> **Work request**:
Scan the lines below and report each one containing "screenshot" by copying it.

> **Data provided**:
————————

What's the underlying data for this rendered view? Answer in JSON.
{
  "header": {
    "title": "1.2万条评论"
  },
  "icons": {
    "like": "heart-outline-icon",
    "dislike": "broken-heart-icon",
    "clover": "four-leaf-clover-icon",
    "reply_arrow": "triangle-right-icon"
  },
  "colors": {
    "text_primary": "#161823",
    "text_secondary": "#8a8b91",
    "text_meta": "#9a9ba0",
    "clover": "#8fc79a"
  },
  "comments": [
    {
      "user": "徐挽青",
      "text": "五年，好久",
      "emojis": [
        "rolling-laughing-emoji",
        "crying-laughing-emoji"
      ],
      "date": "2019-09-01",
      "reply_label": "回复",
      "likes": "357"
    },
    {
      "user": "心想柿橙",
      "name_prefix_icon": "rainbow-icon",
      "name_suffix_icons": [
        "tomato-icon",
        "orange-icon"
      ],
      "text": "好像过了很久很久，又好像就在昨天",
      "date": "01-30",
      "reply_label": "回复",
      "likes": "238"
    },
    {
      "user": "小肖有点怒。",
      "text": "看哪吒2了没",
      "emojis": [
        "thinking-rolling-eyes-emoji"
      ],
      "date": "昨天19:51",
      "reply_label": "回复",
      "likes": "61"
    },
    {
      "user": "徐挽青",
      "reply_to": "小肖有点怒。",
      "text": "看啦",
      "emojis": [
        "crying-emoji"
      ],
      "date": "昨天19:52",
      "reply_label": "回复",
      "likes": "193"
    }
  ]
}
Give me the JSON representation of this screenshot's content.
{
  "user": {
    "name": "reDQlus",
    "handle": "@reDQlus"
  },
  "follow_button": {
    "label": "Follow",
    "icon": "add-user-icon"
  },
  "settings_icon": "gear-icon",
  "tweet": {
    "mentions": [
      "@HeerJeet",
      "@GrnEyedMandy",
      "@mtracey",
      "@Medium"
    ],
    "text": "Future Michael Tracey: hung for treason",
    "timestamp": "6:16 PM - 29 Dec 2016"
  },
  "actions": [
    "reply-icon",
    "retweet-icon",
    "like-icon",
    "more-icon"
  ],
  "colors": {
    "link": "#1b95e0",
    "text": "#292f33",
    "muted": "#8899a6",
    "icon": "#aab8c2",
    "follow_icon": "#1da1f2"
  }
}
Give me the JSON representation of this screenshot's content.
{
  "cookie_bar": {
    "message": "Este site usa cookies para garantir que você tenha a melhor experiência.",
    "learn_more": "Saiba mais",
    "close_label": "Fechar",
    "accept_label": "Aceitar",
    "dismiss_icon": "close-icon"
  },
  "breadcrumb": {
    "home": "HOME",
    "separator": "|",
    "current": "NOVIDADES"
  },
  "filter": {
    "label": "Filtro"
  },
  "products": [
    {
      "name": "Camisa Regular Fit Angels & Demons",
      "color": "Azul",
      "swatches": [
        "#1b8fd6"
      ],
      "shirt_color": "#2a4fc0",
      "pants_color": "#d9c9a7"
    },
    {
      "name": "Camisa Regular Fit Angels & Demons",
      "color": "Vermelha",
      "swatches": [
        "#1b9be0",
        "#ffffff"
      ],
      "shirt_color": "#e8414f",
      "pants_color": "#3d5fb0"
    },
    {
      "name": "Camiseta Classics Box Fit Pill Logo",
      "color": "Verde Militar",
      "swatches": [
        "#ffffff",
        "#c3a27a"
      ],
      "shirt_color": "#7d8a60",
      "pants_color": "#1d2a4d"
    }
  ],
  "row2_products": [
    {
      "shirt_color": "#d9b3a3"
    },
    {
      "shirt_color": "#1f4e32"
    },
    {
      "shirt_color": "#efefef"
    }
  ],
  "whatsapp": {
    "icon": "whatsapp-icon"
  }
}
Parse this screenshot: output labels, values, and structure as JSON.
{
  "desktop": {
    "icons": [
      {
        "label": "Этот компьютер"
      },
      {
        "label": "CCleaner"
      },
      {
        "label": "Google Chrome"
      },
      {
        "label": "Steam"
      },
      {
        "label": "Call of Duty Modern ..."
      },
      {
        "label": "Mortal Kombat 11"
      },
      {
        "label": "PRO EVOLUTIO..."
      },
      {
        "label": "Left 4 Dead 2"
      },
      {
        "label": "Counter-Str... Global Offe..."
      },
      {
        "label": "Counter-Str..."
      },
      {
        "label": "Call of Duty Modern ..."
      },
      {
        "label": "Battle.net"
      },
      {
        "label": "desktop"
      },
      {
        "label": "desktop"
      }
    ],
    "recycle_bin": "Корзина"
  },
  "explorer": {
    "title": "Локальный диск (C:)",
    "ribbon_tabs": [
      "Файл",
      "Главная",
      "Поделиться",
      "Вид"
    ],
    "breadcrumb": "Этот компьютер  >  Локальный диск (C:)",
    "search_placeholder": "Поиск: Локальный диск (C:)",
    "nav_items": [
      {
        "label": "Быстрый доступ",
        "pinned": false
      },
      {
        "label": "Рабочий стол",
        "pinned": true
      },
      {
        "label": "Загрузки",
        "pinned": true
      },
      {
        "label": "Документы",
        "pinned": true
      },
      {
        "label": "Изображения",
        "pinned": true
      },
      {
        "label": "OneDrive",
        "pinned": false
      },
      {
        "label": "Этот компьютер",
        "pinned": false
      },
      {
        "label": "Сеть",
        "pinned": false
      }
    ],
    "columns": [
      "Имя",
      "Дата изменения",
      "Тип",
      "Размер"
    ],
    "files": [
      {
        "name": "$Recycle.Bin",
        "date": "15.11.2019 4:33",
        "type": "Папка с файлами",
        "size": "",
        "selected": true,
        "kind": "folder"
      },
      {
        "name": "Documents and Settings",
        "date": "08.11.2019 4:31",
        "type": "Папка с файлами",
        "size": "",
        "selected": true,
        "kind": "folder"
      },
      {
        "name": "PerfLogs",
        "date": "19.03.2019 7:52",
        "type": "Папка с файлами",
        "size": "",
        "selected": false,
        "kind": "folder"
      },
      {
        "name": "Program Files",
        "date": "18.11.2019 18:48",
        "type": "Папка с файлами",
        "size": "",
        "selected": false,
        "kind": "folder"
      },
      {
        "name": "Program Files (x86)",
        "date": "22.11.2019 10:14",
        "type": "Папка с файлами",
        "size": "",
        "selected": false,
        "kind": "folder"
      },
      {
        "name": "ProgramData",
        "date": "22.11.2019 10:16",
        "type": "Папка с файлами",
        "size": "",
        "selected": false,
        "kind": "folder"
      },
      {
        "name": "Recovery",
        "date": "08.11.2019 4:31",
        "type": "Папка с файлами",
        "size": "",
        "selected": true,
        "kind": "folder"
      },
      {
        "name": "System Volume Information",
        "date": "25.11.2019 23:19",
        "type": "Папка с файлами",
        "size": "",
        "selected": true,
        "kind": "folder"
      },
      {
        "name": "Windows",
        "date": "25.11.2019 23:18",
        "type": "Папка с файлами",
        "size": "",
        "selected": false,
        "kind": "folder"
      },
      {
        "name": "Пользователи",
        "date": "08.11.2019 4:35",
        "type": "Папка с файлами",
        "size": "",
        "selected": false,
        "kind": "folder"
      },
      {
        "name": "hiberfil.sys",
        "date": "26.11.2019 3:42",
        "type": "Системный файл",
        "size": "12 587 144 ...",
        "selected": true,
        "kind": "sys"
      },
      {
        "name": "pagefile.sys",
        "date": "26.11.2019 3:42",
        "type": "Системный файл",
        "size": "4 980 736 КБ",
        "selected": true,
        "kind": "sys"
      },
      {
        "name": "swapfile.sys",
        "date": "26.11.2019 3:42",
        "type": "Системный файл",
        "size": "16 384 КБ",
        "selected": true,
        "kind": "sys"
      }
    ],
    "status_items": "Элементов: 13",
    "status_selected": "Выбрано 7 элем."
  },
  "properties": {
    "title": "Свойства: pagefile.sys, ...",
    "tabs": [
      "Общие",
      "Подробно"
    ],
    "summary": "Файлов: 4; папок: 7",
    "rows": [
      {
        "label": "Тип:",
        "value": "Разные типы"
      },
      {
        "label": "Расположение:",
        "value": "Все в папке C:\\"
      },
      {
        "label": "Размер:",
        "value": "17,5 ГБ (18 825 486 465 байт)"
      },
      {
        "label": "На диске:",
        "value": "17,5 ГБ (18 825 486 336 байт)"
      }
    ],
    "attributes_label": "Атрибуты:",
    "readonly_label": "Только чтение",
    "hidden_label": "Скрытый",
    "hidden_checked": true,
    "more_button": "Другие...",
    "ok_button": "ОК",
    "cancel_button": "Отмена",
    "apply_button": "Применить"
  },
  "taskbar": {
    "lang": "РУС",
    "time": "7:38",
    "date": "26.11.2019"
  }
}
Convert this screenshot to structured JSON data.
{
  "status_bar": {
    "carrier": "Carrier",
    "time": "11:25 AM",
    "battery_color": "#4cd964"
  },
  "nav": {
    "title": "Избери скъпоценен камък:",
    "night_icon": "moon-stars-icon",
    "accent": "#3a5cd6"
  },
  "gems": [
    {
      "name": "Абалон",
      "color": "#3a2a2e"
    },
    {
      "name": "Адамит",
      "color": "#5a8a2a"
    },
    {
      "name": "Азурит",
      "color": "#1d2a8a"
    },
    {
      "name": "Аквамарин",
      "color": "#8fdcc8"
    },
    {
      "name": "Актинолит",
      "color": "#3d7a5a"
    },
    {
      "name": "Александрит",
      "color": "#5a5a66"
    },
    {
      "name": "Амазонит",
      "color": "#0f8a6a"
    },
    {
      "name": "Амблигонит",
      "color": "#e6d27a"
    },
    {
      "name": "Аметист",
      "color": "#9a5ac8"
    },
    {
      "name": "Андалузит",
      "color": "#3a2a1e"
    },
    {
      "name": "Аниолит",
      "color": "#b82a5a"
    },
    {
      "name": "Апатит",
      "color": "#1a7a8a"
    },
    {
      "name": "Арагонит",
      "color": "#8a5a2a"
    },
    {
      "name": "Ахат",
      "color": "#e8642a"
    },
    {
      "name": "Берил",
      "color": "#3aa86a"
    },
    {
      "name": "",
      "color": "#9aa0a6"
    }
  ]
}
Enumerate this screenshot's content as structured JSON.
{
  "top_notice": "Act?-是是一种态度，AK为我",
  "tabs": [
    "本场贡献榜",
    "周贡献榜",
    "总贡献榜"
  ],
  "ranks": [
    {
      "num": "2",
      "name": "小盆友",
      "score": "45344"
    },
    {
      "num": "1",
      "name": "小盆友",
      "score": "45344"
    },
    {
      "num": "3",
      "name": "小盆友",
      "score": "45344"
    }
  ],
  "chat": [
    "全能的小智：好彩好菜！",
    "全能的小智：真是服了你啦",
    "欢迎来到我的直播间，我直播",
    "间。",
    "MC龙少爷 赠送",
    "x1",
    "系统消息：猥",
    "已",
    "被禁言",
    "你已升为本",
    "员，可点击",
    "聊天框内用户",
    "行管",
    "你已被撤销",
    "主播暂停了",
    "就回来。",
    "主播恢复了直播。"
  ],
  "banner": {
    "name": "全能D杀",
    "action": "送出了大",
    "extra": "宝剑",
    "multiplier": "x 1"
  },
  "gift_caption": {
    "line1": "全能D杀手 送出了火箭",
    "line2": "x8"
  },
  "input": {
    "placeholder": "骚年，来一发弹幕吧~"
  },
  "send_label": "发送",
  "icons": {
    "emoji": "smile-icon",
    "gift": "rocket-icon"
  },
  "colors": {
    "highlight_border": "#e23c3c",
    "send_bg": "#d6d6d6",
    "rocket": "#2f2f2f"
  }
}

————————

> **Exercise solution**:
Give me the JSON representation of this screenshot's content.
Give me the JSON representation of this screenshot's content.
Parse this screenshot: output labels, values, and structure as JSON.
Convert this screenshot to structured JSON data.
Enumerate this screenshot's content as structured JSON.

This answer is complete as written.